So, how many Morgan Dollars were suddenly gone forever? While an actual number will likely not be known, nearly all sources tend to have the same figure. 270,232,722. Renowned coin expert Q. David Bowers estimates that roughly 15% of all Morgan Dollars remain. To put into perspective the sheer number of silver dollars melted, if all were stacked one on top of the other it would reach a height of 400 miles. Finally, I'll leave you with the official 1918 United States Treasure Annual Report, ending June 30. The total number of standard silver dollars reclaimed as bullion stands at 68,753,583. The primary melting being conducted at the New York City assay, followed by Denver and San Francisco refined 51,651,932 combined. Several other little unknown assaying facilities also contributed, such as Seattle, Carson City, and Salt Lake City refined the balance of 17,101,651 . Refining 15% above the previous year the stock had been depleted by 22.5%. As for coinage operation for commerce, the three mint branches were running at 16-24 hours or 17% above the previous year. Perhaps the greatest unknown, having read this in it's entirety, there is no mention of dates nor mint marks melted. Once again, your's truly is speculating.
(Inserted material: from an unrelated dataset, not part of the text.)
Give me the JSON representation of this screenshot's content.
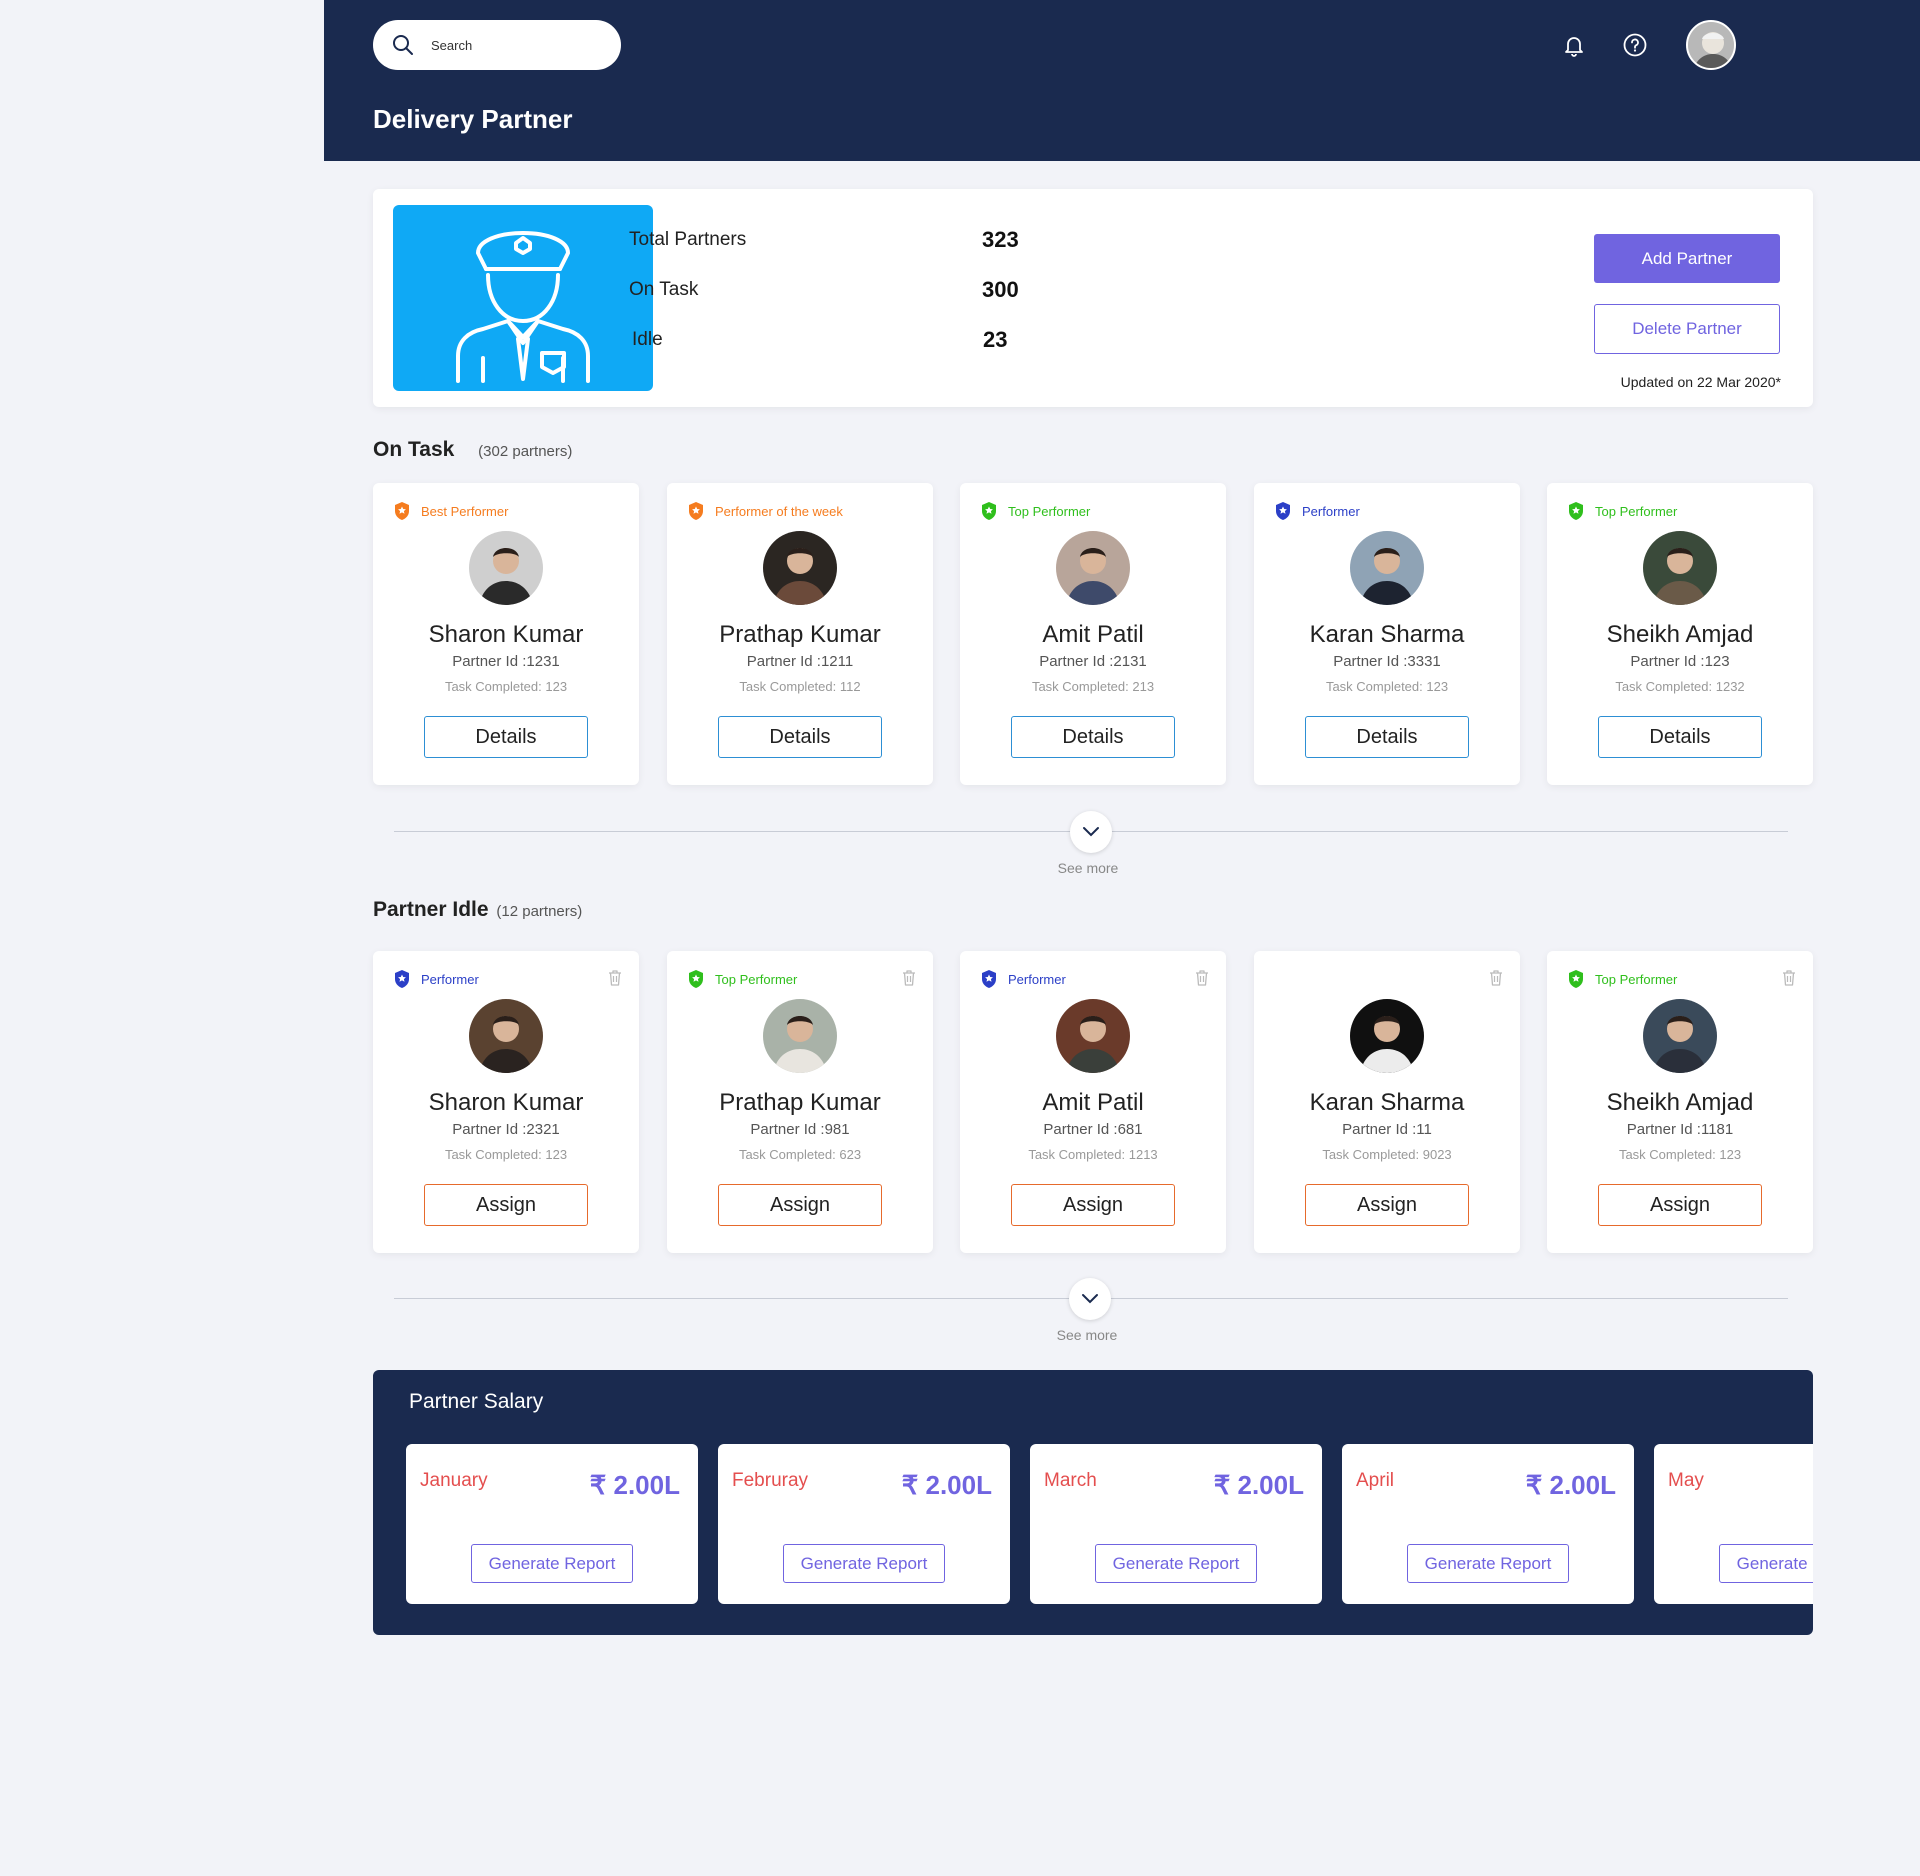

With the amount of silver discovered and mined out west, the politicians of said states forced the Treasury to produce record numbers of coin despite an actual need for commerce. So as these sat idle in vaults over many years, each year being added, common sense dictates that the oldest would remain in the back and last to be used. Or in this case, melted. Carson City sent what remained in their vaults east to Philadelphia sometime after closing, and this perhaps, explains the number which showed up in the 1970's as GSA's.
If you are a Morgan Dollar collector, or simply enjoy history, I hope that this enlightened you. Myself, and I hope you'll be hard on me, I think it is the worst design of all circulating U.S. coinage. That rubber chicken reverse is God-awful hideous. So the image is courtesy of PCGS Coinfacts. The research is taken from actual government records found on the Newman Numismatic Portal. That was the most fascinating three day read I have had!